**WORK TASK**
Look over the lines below. Report each one that includes the string "Miniport".

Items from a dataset
______________________________

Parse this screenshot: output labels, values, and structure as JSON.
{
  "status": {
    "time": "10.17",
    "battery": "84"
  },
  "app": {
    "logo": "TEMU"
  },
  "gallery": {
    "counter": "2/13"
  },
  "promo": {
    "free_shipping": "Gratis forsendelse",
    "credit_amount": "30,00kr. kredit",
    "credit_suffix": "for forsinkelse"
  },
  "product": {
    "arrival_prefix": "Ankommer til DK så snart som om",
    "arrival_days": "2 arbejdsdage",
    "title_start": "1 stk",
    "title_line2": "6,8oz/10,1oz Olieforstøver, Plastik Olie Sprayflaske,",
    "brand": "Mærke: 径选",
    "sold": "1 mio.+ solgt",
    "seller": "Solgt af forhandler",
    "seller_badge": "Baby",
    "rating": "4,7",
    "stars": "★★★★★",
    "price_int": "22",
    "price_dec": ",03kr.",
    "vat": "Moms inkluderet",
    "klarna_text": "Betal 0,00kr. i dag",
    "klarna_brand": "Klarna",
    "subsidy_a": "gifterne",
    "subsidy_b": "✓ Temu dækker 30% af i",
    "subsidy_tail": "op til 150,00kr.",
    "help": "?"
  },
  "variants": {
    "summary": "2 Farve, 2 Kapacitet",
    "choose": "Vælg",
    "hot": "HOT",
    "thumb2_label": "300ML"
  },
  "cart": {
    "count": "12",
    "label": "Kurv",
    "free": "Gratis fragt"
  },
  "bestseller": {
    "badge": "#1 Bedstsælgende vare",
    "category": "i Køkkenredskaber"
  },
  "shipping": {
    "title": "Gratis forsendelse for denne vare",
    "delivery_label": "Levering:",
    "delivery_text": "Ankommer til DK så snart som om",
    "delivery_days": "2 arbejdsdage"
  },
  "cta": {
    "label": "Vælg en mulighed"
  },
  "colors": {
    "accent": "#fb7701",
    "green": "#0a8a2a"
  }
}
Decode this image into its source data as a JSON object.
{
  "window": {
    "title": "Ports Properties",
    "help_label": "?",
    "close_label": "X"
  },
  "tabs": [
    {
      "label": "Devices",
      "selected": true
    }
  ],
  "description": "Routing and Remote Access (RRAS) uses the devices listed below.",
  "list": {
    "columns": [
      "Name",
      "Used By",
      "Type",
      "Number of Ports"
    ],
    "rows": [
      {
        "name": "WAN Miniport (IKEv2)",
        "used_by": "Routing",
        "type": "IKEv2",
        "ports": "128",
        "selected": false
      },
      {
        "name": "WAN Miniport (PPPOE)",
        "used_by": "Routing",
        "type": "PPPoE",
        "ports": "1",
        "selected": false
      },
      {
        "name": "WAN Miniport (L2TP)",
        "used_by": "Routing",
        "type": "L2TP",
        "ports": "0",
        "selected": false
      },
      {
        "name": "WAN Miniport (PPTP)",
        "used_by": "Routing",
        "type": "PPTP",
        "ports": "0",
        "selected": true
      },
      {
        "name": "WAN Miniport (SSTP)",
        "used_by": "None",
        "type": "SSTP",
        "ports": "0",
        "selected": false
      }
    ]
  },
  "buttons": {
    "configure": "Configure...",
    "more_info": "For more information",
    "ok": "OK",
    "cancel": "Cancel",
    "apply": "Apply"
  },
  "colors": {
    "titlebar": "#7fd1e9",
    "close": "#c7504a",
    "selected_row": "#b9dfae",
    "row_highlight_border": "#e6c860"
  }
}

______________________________

**SOLUTION**
        "name": "WAN Miniport (IKEv2)",
        "name": "WAN Miniport (PPPOE)",
        "name": "WAN Miniport (L2TP)",
        "name": "WAN Miniport (PPTP)",
        "name": "WAN Miniport (SSTP)",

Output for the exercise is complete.